  • Use one substance at a time and avoid mixing
  • Try a little bit at a time to make sure you can handle the strength
  • Find out the type of pills you’re taking, or test the strength of your drugs
  • Reach out to a friend who is aware of what substance you’ve taken
  • Keep naloxone on standby to reverse an overdose if one occurs

The Opioid Epidemic and the Impact on Overdose in the United States

In the United States, overdose deaths continue to be a major cause of injury-related death. Opioids are a prominent factor in most overdose fatalities. In recent years, the number of fatalities involving stimulants (such as cocaine and methamphetamine) and synthetic opioids (like fentanyl produced illegally) has skyrocketed. Additionally, the COVID-19 epidemic saw an increase in overdose deaths.

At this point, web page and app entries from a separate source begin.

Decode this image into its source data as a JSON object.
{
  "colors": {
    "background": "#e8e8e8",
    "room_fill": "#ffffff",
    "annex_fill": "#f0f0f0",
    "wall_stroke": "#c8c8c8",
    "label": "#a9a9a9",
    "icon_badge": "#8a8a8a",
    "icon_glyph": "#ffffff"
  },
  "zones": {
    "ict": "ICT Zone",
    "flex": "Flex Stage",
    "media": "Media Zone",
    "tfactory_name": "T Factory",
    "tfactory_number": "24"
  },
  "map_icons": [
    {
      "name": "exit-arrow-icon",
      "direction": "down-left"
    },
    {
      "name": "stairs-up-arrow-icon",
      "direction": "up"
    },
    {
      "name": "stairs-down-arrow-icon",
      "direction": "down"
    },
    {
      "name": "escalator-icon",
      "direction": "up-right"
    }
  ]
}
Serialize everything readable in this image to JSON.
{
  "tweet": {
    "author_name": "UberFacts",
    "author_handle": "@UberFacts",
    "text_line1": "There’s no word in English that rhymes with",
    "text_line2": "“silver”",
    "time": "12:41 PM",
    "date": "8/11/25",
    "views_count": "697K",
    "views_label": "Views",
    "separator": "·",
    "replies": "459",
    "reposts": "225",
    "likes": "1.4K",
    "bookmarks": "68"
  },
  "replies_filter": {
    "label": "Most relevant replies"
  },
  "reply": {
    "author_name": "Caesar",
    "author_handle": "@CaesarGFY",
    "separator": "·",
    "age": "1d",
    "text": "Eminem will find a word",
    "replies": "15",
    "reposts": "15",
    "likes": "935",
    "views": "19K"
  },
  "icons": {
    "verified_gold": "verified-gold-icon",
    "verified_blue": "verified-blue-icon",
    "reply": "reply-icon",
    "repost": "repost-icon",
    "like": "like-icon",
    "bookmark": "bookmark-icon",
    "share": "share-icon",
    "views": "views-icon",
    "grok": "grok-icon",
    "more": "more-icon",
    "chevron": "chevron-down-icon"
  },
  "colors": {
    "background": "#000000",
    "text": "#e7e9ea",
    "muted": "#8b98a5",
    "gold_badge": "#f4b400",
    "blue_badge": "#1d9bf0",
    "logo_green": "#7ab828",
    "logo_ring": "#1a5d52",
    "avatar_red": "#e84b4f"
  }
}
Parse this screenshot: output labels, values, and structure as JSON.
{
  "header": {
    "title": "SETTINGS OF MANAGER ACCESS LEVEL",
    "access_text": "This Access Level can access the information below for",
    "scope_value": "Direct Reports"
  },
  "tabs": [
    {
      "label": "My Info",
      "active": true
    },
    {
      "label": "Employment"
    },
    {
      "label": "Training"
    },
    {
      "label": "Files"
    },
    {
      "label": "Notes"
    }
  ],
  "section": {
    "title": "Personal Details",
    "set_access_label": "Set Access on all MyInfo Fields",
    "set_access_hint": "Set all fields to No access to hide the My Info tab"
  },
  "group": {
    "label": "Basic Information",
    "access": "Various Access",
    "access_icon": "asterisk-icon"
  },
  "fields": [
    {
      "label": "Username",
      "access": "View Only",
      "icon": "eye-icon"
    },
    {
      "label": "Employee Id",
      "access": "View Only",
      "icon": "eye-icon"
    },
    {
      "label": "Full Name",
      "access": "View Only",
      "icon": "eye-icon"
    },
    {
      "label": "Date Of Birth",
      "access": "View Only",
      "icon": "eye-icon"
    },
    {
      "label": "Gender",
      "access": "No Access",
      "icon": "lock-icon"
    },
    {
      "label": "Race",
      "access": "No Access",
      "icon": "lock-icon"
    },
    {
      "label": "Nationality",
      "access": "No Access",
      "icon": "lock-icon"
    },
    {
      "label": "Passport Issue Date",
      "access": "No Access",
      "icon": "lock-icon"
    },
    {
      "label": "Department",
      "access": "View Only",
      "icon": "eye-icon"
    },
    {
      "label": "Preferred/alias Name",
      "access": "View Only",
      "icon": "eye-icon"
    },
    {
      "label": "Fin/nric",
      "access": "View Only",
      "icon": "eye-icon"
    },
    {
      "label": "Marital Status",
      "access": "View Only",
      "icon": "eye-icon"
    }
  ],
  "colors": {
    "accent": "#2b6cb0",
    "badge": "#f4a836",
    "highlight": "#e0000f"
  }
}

There are many more nonfatal drug overdoses than fatal ones, and each one has its own emotional and financial costs. Age, sex, or state or county boundaries are all equally indistinguishable in this quickly spreading disease.

The rise in overdoses can be attributed to several factors:

  • An increase in prescriptions for opioids: In the 1990s, doctors were taught that opioids were not as addictive as previously thought and began prescribing them more frequently for pain relief. This led to more people becoming addicted to opioids.
  • The increase in heroin use: As the crackdown on prescription opioids began, many people turned to heroin as a cheaper and more accessible alternative.
  • The rise of synthetic opioids: In recent years, there has been an increase in the production and use of synthetic opioids such as fentanyl. Fentanyl is 50 times more potent than heroin and can be deadly even in very small doses.

Sana Lake Behavioral Wellness Center Can Help You Recognize the Signs of an Overdose

If you or a loved one is struggling with addiction, know that there are people who care and want to help. Sana Lake BWC is here for you. 

Our trained professionals can help you overcome addiction and find a new, fulfilling life in recovery! We offer a variety of treatment programs and additional helpful resources to develop an individualized program that is tailored to your needs.

Contact us today to learn more about our programs and how we can help you on the road to recovery.